Hunters wait for long stretches silently as they keep an ear open for the cry or call of a prey.
They listen to shifts in the wind, rustles in the foliage, warnings from other animals or even an inner voice that urges them to wait a little bit longer.
In a similar way, each of us have to bring to work and to our interactions, our own version of attentiveness and practice varying degrees of concentration.
Do we pay heed to what we do? We tend to be distracted, more often than not.
Do we hold our listening focus for long stretches? We drift off into the future, ruminate about the past or simply tune off.
Do we practice mindful listening when one is talking? We sometimes give the appearance of being present in a conversation when, in fact, our mind is elsewhere.

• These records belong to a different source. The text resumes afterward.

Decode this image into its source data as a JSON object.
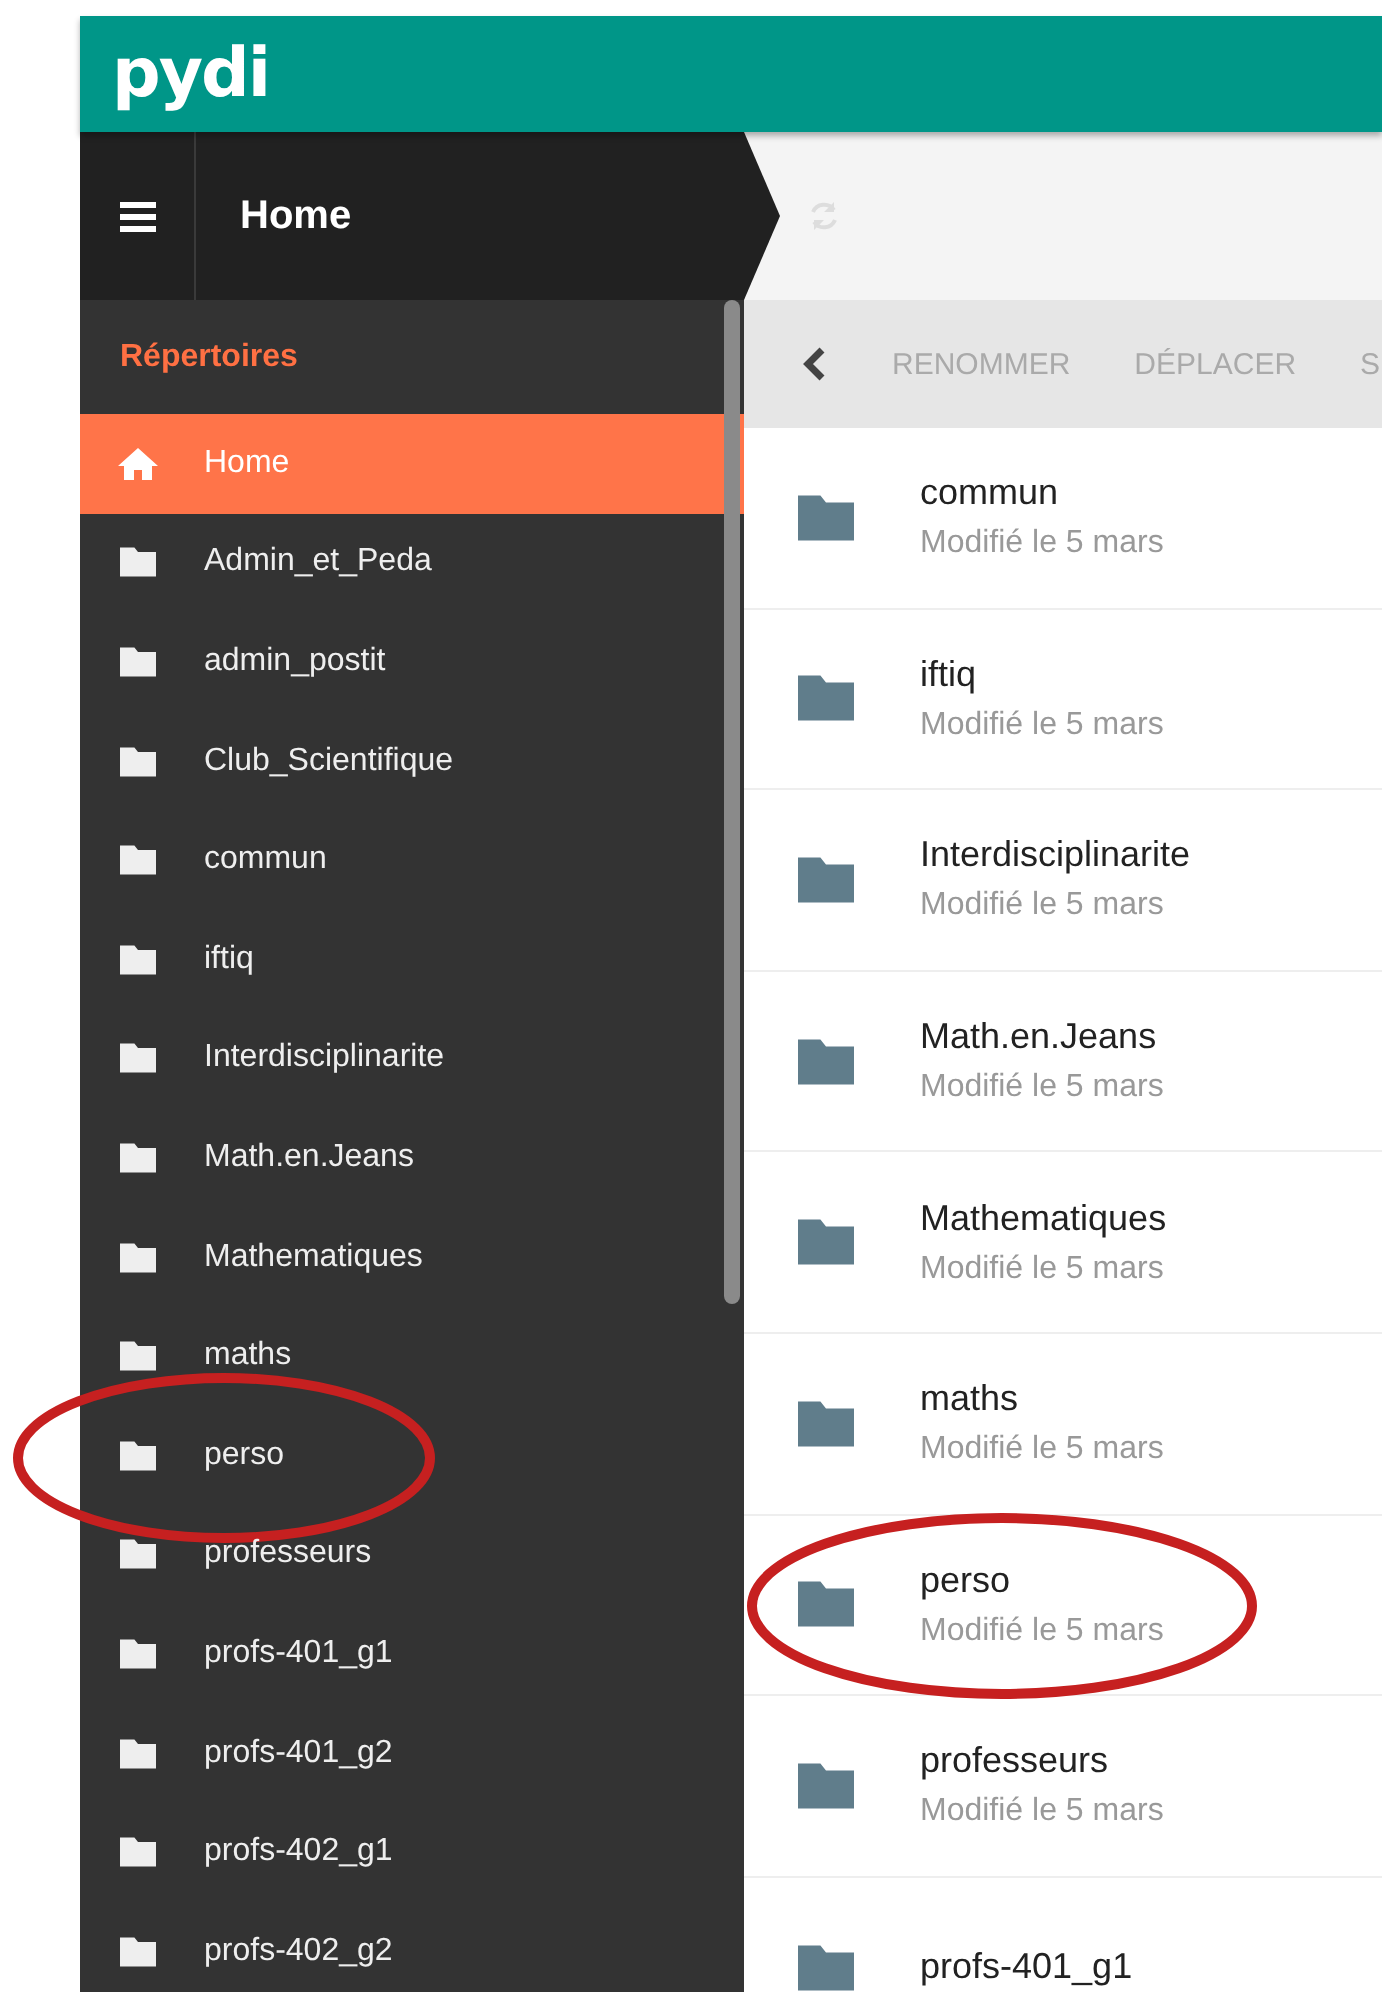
{
  "header": {
    "logo": "pydi",
    "title": "Home"
  },
  "sidebar": {
    "heading": "Répertoires",
    "items": [
      {
        "label": "Home",
        "kind": "home",
        "selected": true,
        "circled": false
      },
      {
        "label": "Admin_et_Peda",
        "kind": "folder",
        "selected": false,
        "circled": false
      },
      {
        "label": "admin_postit",
        "kind": "folder",
        "selected": false,
        "circled": false
      },
      {
        "label": "Club_Scientifique",
        "kind": "folder",
        "selected": false,
        "circled": false
      },
      {
        "label": "commun",
        "kind": "folder",
        "selected": false,
        "circled": false
      },
      {
        "label": "iftiq",
        "kind": "folder",
        "selected": false,
        "circled": false
      },
      {
        "label": "Interdisciplinarite",
        "kind": "folder",
        "selected": false,
        "circled": false
      },
      {
        "label": "Math.en.Jeans",
        "kind": "folder",
        "selected": false,
        "circled": false
      },
      {
        "label": "Mathematiques",
        "kind": "folder",
        "selected": false,
        "circled": false
      },
      {
        "label": "maths",
        "kind": "folder",
        "selected": false,
        "circled": false
      },
      {
        "label": "perso",
        "kind": "folder",
        "selected": false,
        "circled": true
      },
      {
        "label": "professeurs",
        "kind": "folder",
        "selected": false,
        "circled": false
      },
      {
        "label": "profs-401_g1",
        "kind": "folder",
        "selected": false,
        "circled": false
      },
      {
        "label": "profs-401_g2",
        "kind": "folder",
        "selected": false,
        "circled": false
      },
      {
        "label": "profs-402_g1",
        "kind": "folder",
        "selected": false,
        "circled": false
      },
      {
        "label": "profs-402_g2",
        "kind": "folder",
        "selected": false,
        "circled": false
      }
    ]
  },
  "toolbar": {
    "actions": [
      "RENOMMER",
      "DÉPLACER",
      "S"
    ]
  },
  "files": [
    {
      "name": "commun",
      "modified": "Modifié le 5 mars",
      "circled": false
    },
    {
      "name": "iftiq",
      "modified": "Modifié le 5 mars",
      "circled": false
    },
    {
      "name": "Interdisciplinarite",
      "modified": "Modifié le 5 mars",
      "circled": false
    },
    {
      "name": "Math.en.Jeans",
      "modified": "Modifié le 5 mars",
      "circled": false
    },
    {
      "name": "Mathematiques",
      "modified": "Modifié le 5 mars",
      "circled": false
    },
    {
      "name": "maths",
      "modified": "Modifié le 5 mars",
      "circled": false
    },
    {
      "name": "perso",
      "modified": "Modifié le 5 mars",
      "circled": true
    },
    {
      "name": "professeurs",
      "modified": "Modifié le 5 mars",
      "circled": false
    },
    {
      "name": "profs-401_g1",
      "circled": false
    }
  ]
}
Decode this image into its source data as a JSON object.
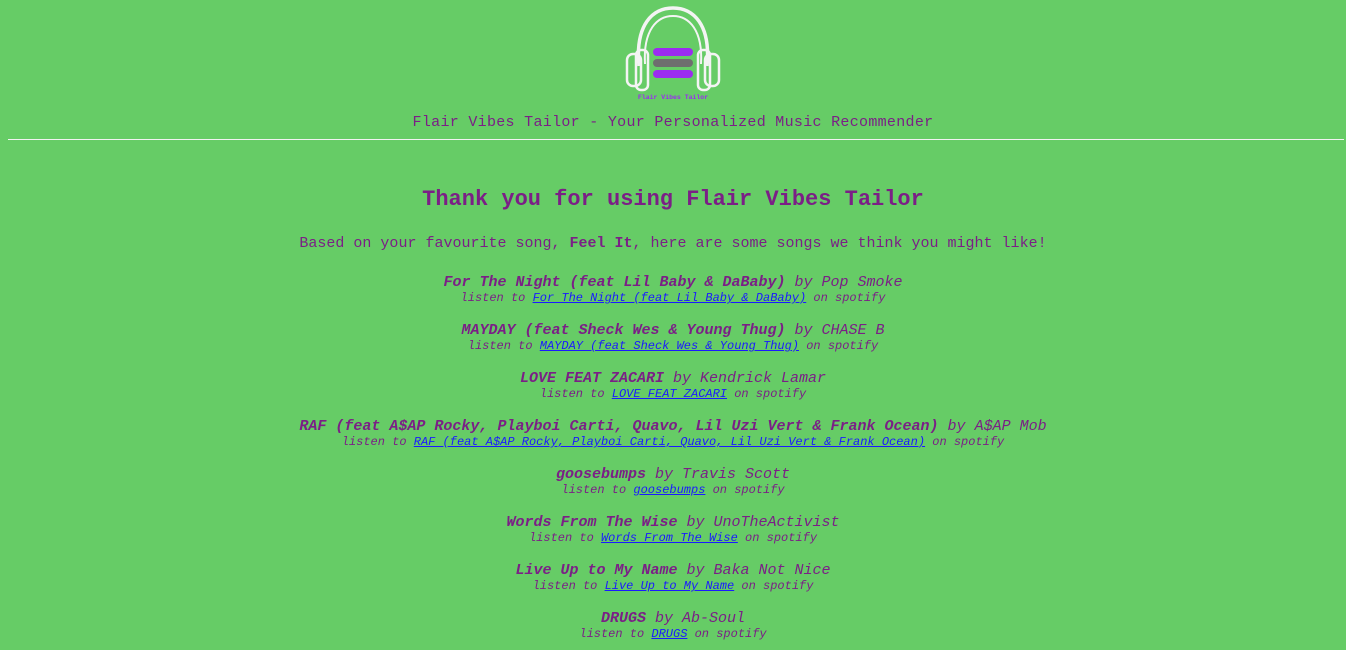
{
  "brand": {
    "logo_text": "Flair Vibes Tailor",
    "tagline": "Flair Vibes Tailor - Your Personalized Music Recommender",
    "colors": {
      "background": "#66cc66",
      "text": "#7b1f86",
      "link": "#1a1aff",
      "logo_bar_top": "#9b2cf0",
      "logo_bar_mid": "#6e6e6e",
      "logo_bar_bottom": "#9b2cf0"
    }
  },
  "main": {
    "heading": "Thank you for using Flair Vibes Tailor",
    "intro_prefix": "Based on your favourite song,",
    "favourite_song": "Feel It",
    "intro_suffix": ", here are some songs we think you might like!"
  },
  "labels": {
    "by": "by",
    "listen_to": "listen to",
    "on_spotify": "on spotify"
  },
  "songs": [
    {
      "title": "For The Night (feat Lil Baby & DaBaby)",
      "artist": "Pop Smoke"
    },
    {
      "title": "MAYDAY (feat Sheck Wes & Young Thug)",
      "artist": "CHASE B"
    },
    {
      "title": "LOVE FEAT ZACARI",
      "artist": "Kendrick Lamar"
    },
    {
      "title": "RAF (feat A$AP Rocky, Playboi Carti, Quavo, Lil Uzi Vert & Frank Ocean)",
      "artist": "A$AP Mob"
    },
    {
      "title": "goosebumps",
      "artist": "Travis Scott"
    },
    {
      "title": "Words From The Wise",
      "artist": "UnoTheActivist"
    },
    {
      "title": "Live Up to My Name",
      "artist": "Baka Not Nice"
    },
    {
      "title": "DRUGS",
      "artist": "Ab-Soul"
    }
  ]
}
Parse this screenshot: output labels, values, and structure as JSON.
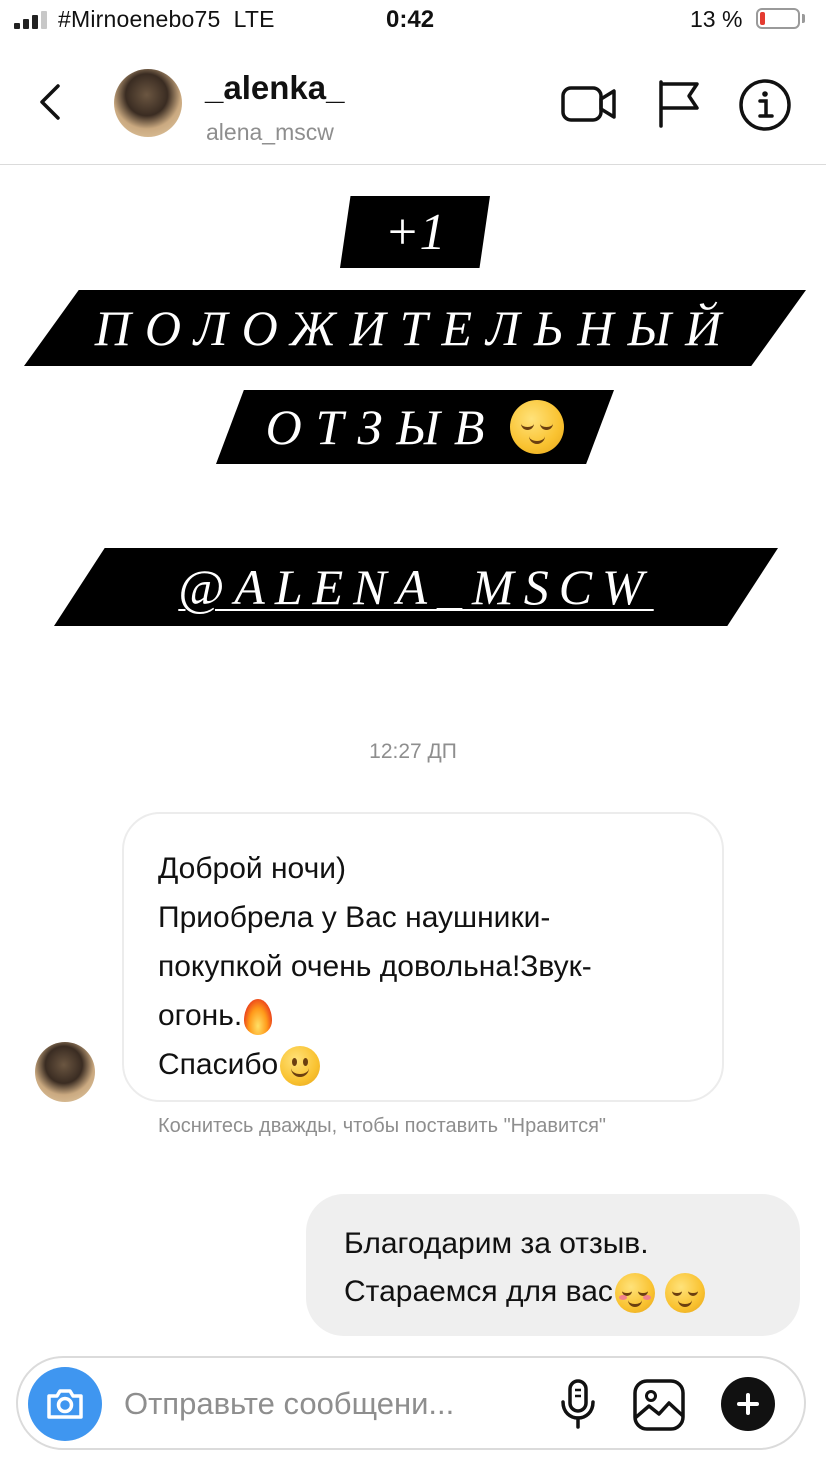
{
  "status_bar": {
    "carrier": "#Mirnoenebo75",
    "network": "LTE",
    "time": "0:42",
    "battery_percent": "13 %",
    "battery_level": 0.13,
    "signal_bars_active": 3,
    "signal_bars_total": 4
  },
  "header": {
    "display_name": "_alenka_",
    "username": "alena_mscw",
    "icons": [
      "chevron-left-icon",
      "video-camera-icon",
      "flag-icon",
      "info-icon"
    ]
  },
  "story": {
    "line1": "+1",
    "line2": "ПОЛОЖИТЕЛЬНЫЙ",
    "line3": "ОТЗЫВ",
    "line3_emoji": "relieved-face-emoji",
    "line4": "@ALENA_MSCW"
  },
  "chat": {
    "timestamp": "12:27 ДП",
    "incoming": {
      "lines": [
        "Доброй ночи)",
        "Приобрела у Вас наушники-",
        "покупкой очень довольна!Звук-",
        "огонь.",
        "Спасибо"
      ],
      "emojis": [
        "fire-emoji",
        "slightly-smiling-face-emoji"
      ]
    },
    "hint": "Коснитесь дважды, чтобы поставить \"Нравится\"",
    "outgoing": {
      "lines": [
        "Благодарим за отзыв.",
        "Стараемся для вас"
      ],
      "emojis": [
        "smiling-face-emoji",
        "relieved-face-emoji"
      ]
    }
  },
  "composer": {
    "placeholder": "Отправьте сообщени...",
    "icons": [
      "camera-icon",
      "microphone-icon",
      "gallery-icon",
      "plus-icon"
    ]
  },
  "colors": {
    "accent_blue": "#3f96f0",
    "battery_low": "#e43b31",
    "secondary_text": "#8e8e8e",
    "outgoing_bubble": "#efefef",
    "banner": "#000000"
  }
}
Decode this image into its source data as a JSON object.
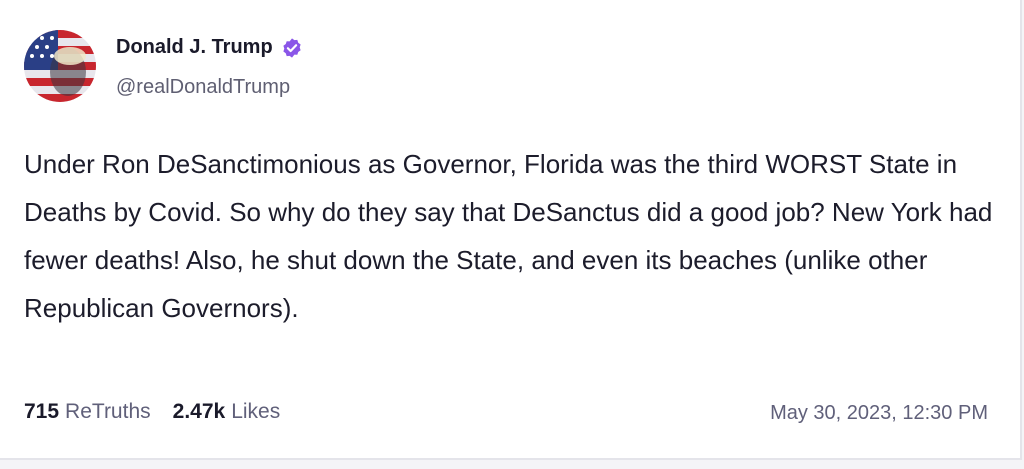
{
  "author": {
    "display_name": "Donald J. Trump",
    "handle": "@realDonaldTrump",
    "verified_icon": "verified-badge-icon",
    "verified_color": "#8a56e8"
  },
  "post": {
    "text": "Under Ron DeSanctimonious as Governor, Florida was the third WORST State in Deaths by Covid. So why do they say that DeSanctus did a good job? New York had fewer deaths! Also, he shut down the State, and even its beaches (unlike other Republican Governors)."
  },
  "stats": {
    "retruths_count": "715",
    "retruths_label": "ReTruths",
    "likes_count": "2.47k",
    "likes_label": "Likes"
  },
  "timestamp": "May 30, 2023, 12:30 PM"
}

Do we respond in defence or in reply after having listened to the other? We must be silent before we can listen.
Mindfulness encourages us to center on what is actually happening in the present and to be keenly aware of our inner responses to what is unfolding externally. (Diggins, 2011)
Whether at work or in a conversation, let us anchor ourselves to the present moment.
Let us practice mindfulness.